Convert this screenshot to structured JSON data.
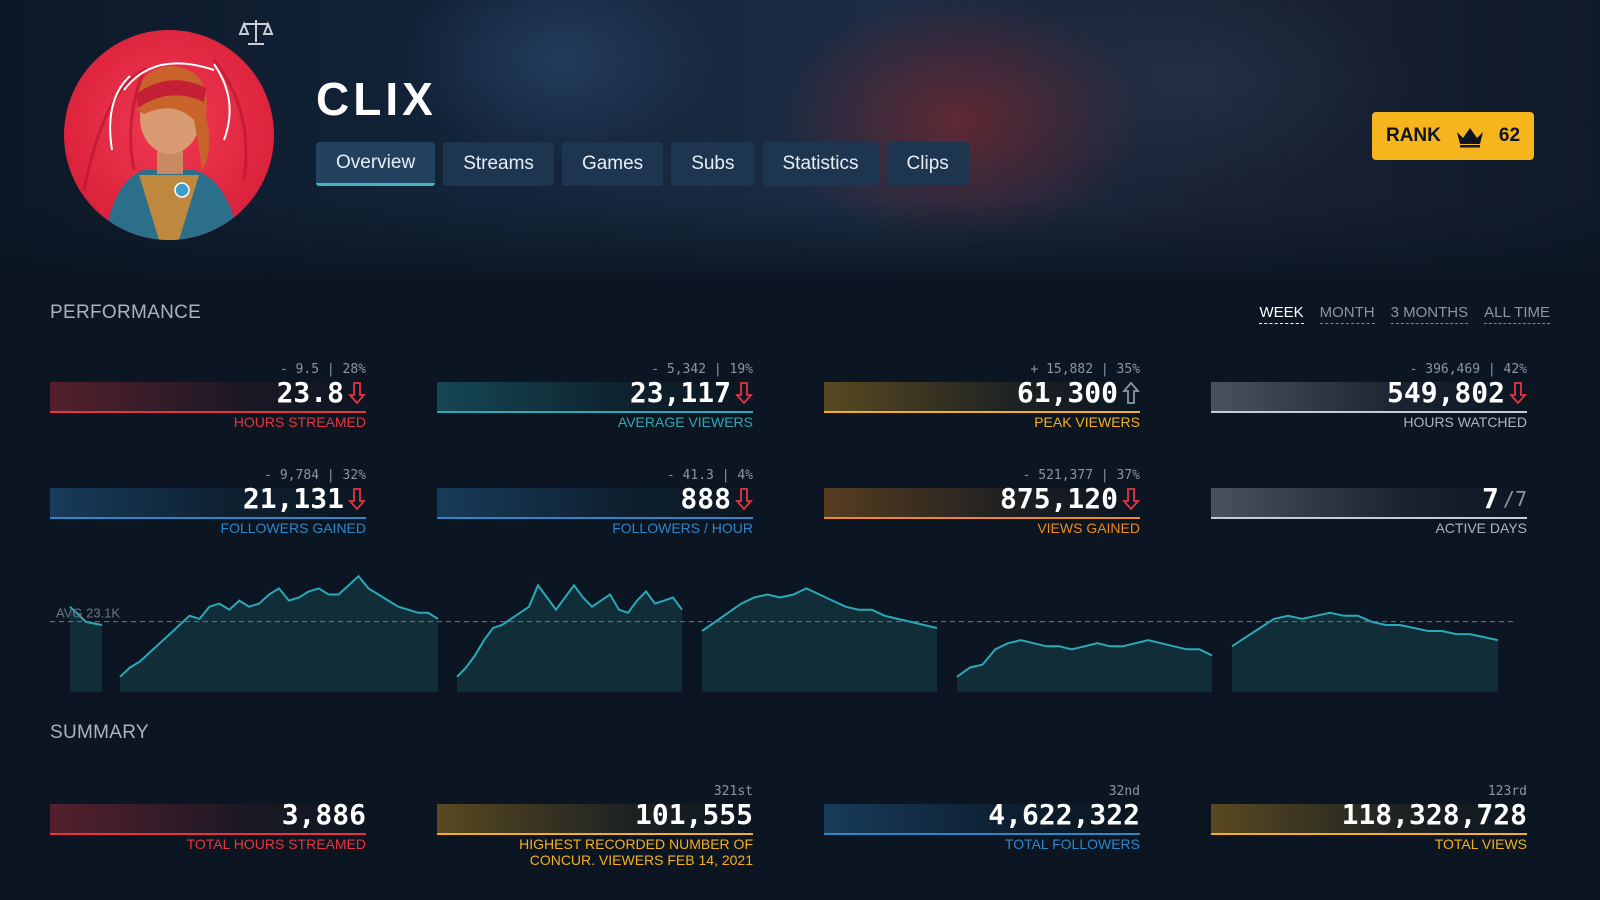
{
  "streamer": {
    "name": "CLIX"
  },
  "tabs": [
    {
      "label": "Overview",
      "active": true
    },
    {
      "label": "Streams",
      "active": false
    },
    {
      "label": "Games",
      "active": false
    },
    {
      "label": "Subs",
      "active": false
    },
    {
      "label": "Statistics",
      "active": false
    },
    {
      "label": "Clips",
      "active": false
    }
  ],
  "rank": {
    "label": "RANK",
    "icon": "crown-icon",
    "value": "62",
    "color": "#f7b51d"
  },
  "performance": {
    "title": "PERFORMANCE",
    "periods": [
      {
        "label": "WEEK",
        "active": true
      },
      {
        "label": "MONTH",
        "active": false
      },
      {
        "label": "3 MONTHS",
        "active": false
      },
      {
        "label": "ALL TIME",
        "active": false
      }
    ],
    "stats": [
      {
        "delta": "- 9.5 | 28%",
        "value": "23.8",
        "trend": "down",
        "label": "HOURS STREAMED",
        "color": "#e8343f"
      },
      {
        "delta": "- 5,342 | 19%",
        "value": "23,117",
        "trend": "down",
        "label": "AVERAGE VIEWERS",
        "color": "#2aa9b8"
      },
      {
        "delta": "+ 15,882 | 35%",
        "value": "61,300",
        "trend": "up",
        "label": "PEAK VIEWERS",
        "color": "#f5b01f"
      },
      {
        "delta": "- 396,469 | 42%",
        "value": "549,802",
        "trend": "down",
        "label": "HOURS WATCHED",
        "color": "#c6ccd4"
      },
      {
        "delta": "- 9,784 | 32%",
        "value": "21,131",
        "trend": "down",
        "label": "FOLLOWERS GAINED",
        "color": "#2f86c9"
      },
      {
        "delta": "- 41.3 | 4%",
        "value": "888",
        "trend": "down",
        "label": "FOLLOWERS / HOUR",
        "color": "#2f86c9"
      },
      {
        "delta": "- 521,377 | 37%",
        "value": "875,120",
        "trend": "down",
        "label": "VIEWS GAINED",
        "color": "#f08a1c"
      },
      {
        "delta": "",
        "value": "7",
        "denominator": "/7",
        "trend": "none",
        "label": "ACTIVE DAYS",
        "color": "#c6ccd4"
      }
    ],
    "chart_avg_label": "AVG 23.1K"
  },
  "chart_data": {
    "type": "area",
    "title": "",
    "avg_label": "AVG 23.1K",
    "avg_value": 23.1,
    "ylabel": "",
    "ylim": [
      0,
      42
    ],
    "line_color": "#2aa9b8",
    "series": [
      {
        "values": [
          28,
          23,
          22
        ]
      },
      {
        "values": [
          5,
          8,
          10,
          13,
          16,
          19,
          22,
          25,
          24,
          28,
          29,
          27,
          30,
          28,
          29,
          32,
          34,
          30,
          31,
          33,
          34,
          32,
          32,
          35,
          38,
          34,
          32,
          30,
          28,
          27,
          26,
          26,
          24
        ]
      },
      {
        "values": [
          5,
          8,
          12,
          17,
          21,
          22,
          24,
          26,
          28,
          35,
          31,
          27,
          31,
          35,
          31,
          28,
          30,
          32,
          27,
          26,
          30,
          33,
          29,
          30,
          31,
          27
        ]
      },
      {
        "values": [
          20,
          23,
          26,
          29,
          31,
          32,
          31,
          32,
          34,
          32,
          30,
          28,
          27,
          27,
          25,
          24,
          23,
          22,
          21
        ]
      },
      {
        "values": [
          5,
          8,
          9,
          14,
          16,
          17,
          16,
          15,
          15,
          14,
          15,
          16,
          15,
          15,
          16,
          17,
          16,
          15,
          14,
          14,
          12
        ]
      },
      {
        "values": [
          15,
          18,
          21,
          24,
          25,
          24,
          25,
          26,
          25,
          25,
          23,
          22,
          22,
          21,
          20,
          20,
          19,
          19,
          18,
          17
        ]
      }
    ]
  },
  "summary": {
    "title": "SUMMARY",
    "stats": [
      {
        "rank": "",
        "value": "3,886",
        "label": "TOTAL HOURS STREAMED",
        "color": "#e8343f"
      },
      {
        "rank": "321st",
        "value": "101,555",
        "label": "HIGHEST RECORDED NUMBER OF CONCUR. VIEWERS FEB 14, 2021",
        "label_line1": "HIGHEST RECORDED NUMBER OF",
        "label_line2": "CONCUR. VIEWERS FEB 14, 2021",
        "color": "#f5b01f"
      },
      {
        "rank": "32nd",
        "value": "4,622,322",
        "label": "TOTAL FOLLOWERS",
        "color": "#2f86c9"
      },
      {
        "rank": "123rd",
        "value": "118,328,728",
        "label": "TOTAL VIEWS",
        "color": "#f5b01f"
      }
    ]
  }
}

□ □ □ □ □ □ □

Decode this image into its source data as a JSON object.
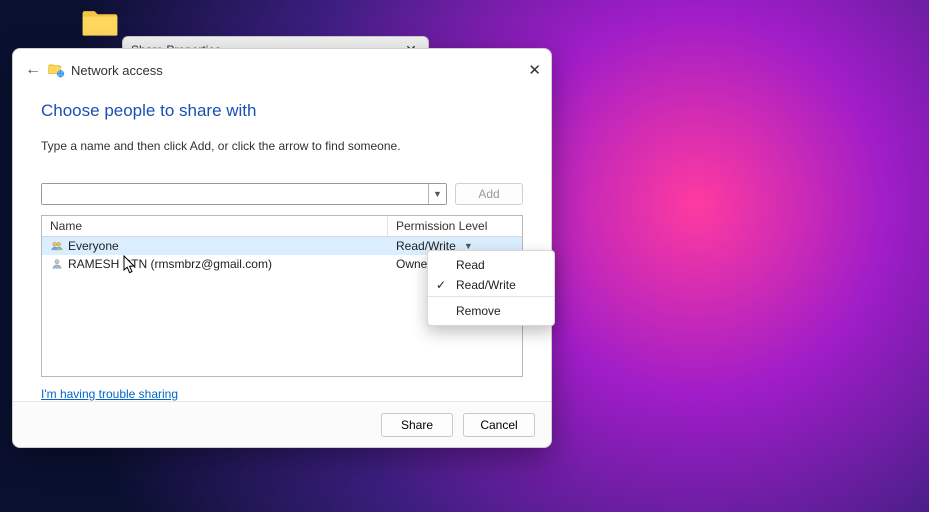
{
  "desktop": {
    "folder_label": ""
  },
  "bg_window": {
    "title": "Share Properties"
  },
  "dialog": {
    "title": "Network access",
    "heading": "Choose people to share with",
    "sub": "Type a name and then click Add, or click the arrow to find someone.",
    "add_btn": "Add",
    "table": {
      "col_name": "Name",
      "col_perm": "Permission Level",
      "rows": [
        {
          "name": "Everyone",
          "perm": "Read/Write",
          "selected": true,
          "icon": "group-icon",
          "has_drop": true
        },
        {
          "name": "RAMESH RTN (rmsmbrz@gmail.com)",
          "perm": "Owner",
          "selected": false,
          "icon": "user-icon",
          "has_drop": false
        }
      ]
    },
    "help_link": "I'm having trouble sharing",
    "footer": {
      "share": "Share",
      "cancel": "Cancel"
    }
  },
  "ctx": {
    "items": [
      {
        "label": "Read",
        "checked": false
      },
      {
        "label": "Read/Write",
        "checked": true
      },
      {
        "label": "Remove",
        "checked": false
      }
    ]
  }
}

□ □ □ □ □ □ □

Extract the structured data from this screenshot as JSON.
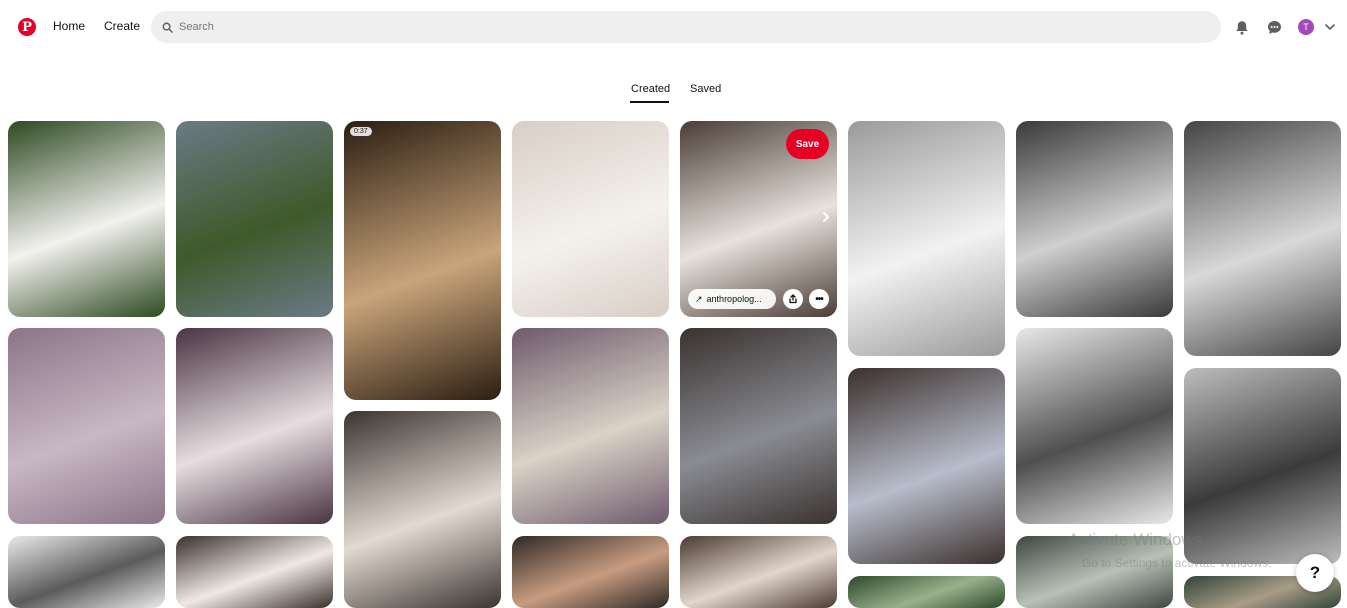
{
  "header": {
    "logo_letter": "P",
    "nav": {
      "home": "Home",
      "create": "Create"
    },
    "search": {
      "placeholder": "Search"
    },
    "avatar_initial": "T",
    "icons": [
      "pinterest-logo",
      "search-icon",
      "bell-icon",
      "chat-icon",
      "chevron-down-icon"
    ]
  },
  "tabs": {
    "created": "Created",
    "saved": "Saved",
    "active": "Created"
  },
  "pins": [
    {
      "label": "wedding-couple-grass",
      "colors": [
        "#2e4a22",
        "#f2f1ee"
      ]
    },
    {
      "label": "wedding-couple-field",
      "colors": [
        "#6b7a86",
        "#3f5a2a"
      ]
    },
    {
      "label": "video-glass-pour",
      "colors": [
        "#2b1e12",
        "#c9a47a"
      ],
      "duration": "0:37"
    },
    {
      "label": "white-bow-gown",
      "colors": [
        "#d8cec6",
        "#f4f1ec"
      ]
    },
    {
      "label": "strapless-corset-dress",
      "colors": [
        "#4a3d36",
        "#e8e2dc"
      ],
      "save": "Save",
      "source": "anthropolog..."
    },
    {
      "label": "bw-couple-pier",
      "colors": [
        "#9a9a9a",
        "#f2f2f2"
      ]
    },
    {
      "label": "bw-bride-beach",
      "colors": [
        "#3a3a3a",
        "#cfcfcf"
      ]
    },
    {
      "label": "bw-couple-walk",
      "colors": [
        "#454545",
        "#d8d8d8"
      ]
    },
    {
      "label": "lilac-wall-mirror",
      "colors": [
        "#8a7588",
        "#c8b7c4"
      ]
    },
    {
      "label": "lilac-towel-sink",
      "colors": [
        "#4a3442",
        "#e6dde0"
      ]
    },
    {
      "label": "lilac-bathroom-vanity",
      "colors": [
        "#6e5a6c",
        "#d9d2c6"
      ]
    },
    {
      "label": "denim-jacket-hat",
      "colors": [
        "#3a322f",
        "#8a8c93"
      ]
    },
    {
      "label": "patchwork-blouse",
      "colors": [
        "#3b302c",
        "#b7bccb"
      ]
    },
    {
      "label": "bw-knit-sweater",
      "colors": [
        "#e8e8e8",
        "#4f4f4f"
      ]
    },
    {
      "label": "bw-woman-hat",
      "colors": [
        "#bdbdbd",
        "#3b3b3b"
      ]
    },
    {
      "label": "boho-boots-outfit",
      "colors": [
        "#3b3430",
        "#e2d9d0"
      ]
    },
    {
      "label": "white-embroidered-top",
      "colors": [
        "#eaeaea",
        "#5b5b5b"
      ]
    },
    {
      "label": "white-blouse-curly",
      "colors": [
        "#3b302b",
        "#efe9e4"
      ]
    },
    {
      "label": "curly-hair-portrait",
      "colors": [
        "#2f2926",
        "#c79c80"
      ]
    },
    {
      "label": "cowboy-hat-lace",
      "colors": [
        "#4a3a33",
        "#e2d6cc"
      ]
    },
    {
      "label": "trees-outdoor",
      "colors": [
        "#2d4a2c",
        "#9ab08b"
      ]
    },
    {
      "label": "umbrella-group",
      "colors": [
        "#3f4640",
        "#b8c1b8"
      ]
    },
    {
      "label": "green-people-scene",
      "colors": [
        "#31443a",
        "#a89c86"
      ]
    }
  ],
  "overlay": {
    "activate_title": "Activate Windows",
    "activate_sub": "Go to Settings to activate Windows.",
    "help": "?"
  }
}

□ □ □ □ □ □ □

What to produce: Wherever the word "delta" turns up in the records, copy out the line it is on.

Written response:
        "delta": "- 9.5 | 28%",
        "delta": "- 5,342 | 19%",
        "delta": "+ 15,882 | 35%",
        "delta": "- 396,469 | 42%",
        "delta": "- 9,784 | 32%",
        "delta": "- 41.3 | 4%",
        "delta": "- 521,377 | 37%",
        "delta": "",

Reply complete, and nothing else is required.